Israel Needs a Restored Labor Party

In order to restore Labor to the days of old, Yachimovich has to demonstrate that she has an appetite for leadership, an ability to win.

Although the world sees us as duplicates of Samson, we're actually a fearful nation. "The whole world is against us," is not only a popular song but a precise description of our situation. "In every generation they rise up to exterminate us," we sing on Seder night. When Defense Minister Ehud Barak predicts "only" 500 dead in a war between us and Iran, Yaron London writes in the daily Yedioth Ahronoth that, because he lives in a high-rise building, he sees himself as a target.

Defense ministers have a tendency to look at threats against human life through the binoculars of statistics. I remember a meeting of Haaretz's editorial staff with the arrogant Moshe Dayan during his great days as defense minister. At the time, the newspapers were full of headlines about the Scud missiles with 500 kg warheads that Syria had received from the Soviet Union. Annoyed by the participants' oppressive questions, he replied with typical Dayan sangfroid: "The Scud is nothing more than a very inaccurate bomb. They'll aim at the General Staff and that will destroy Yoel Marcus' house. That will not decide the war." I didn't find that funny.

A few years later in 1973, when the Yom Kippur War broke out, Moshe Dayan was the man who muttered, with a long face, that we were on the brink of the destruction of the Third Temple.

Now we are again possibly on the brink of war, and this time at the initiative of the government and the extreme right-wing leadership that dominates it. Senior ranked American envoys - from the secretary of defense to the head of the joint chiefs of staff - are coming in the name of President Barack Obama, to warn us against an independent military initiative against Iran. And while Ehud Barak himself travels to and from Washington, leading Israelis in key positions - or formerly in such positions - are warning that this war is out of our league.

But this entire introduction serves only to raise the question: "Where are you, Shelly?"

Shelly Yachimovich.

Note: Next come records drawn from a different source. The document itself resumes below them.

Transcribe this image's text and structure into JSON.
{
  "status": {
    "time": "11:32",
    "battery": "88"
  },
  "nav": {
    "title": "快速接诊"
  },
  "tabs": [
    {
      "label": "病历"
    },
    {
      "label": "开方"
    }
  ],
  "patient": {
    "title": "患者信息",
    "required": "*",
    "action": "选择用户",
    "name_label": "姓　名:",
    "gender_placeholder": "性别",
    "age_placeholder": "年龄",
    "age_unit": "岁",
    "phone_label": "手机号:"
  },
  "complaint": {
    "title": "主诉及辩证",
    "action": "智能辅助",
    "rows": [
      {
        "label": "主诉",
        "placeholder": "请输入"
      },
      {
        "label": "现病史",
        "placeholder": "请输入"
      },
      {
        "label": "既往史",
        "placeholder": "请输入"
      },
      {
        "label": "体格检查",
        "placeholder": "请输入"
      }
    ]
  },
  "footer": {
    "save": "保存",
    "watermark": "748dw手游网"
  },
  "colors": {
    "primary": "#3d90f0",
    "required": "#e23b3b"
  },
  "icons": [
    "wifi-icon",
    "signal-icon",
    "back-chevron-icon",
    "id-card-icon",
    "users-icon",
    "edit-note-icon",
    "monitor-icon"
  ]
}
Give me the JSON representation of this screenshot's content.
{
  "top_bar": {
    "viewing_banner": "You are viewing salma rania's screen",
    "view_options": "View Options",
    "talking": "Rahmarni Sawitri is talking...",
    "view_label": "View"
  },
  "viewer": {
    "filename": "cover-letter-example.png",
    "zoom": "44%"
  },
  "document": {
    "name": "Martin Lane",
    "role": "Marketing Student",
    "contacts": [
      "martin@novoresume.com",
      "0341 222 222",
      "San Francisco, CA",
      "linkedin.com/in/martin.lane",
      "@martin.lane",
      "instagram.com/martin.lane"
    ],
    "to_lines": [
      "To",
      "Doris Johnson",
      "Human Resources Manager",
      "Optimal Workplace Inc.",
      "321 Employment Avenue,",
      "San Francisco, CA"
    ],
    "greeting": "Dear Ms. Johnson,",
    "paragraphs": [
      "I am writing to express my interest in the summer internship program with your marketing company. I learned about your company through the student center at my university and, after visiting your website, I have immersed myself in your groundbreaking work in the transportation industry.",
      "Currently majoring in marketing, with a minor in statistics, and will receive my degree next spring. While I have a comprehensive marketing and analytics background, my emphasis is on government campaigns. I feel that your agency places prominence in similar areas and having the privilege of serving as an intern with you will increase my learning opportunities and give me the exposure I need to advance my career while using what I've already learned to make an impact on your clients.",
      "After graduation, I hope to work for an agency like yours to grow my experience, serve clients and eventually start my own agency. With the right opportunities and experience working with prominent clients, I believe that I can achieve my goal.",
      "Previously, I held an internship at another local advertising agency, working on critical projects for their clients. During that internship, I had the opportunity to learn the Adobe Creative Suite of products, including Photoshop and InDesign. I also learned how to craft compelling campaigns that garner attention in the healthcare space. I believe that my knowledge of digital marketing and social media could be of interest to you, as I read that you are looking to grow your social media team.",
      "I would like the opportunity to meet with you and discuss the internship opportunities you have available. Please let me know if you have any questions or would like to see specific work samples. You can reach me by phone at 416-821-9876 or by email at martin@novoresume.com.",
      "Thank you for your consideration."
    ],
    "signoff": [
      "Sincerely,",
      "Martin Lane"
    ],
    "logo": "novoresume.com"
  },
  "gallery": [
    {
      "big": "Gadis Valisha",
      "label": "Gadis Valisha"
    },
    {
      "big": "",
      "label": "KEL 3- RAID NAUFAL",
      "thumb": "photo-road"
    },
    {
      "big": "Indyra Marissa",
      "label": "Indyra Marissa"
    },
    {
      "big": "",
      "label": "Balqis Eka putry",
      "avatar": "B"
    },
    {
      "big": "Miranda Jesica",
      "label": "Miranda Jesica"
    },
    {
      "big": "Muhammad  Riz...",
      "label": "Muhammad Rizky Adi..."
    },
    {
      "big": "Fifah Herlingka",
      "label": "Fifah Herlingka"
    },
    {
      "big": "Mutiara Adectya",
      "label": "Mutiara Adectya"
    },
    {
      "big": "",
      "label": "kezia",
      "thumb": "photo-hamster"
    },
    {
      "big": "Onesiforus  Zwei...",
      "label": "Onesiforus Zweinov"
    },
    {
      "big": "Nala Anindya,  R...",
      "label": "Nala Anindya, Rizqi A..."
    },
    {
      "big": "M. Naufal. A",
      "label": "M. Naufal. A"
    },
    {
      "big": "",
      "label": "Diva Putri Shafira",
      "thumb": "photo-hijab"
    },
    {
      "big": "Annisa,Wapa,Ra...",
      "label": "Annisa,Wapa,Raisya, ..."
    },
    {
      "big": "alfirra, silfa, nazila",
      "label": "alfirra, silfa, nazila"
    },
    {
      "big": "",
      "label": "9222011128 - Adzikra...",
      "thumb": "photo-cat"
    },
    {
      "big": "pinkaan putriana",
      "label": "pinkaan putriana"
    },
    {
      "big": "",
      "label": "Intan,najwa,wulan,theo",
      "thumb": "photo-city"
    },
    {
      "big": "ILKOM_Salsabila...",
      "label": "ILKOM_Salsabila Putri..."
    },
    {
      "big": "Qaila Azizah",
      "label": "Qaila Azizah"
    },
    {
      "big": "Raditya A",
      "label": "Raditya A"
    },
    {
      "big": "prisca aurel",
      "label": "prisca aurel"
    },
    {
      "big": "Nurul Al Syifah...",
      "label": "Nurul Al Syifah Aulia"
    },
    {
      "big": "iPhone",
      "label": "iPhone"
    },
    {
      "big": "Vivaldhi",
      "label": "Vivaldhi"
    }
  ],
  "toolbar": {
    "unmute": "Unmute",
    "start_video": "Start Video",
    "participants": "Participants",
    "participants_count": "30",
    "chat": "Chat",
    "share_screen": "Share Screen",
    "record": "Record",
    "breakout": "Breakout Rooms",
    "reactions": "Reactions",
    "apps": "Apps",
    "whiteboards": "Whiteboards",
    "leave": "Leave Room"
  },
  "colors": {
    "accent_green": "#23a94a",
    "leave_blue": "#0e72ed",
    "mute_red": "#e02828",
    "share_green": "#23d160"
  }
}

The woman who, as an opinionated journalist and interviewer, lambasted great leaders with pointed questions. Yet now, when she is the head of Labor - the party of David Ben-Gurion - her biting criticism and her practicality have disappeared.

Her election as leader of Labor seems to have paralyzed her. True, the glorious Labor Party of old is now a party of just eight seats, but Ehud Barak - Netanyahu's "spin doctor," who scatters threats throughout the entire world - has five seats at most, with the support of the extreme right. The fathers of Labor would probably turn over in their graves if they knew what was happening to the party born of the historic Mapai.

The opinion polls during this crucial period indicate that the election of Yachimovich doubled the potential strength of Labor. The problem is that Shelly doesn't dare to present herself as an alternative prime minister on behalf of the peace camp. She makes do with an attempt to hitch a ride on the social protest, and even on this subject I don't hear her saying: "When I am prime minister I will ..." do such and such.

Anyone who wants to give Netanyahu a fight has to have a "killer instinct," and the passion to replace him and his extremist party at all costs. Anyone who enters politics has to be hungry to rule the state and to instill confidence in the country on matters of life and death, rather than dealing with the price of cottage cheese.

It's amazing that we haven't heard Shelly - who as a journalist used to produce pearls of wisdom - say anything about Bibi Netanyahu's conduct on the subject of peace. Nor has she said a word about his despicable personal conduct toward the people working in his bureau, such as Yoaz Hendel, who wanted what was best for Bibi when they complained to the attorney general about Natan Eshel's alleged harassment of a colleague.

Shelly's silence on diplomatic and security matters is liable to arouse suspicion in those who don't really like her, that perhaps she has no viewpoint. Or that, God forbid, she thinks like Netanyahu. Because of Likud, the Jewish people are in denial. They think, like Bibi and Barak, that we have no partner to a peace agreement, and that the words in Netanyahu's Bar-Ilan speech about a two-state solution should satisfy the Palestinian aspirations for statehood.

In order to restore Labor to the days of old, Shelly Yachimovich has to demonstrate that she does have an appetite for leadership as well as the ability to win. And, above all, to warn the nation repeatedly that Likud, and only Likud, is dragging us into a disaster.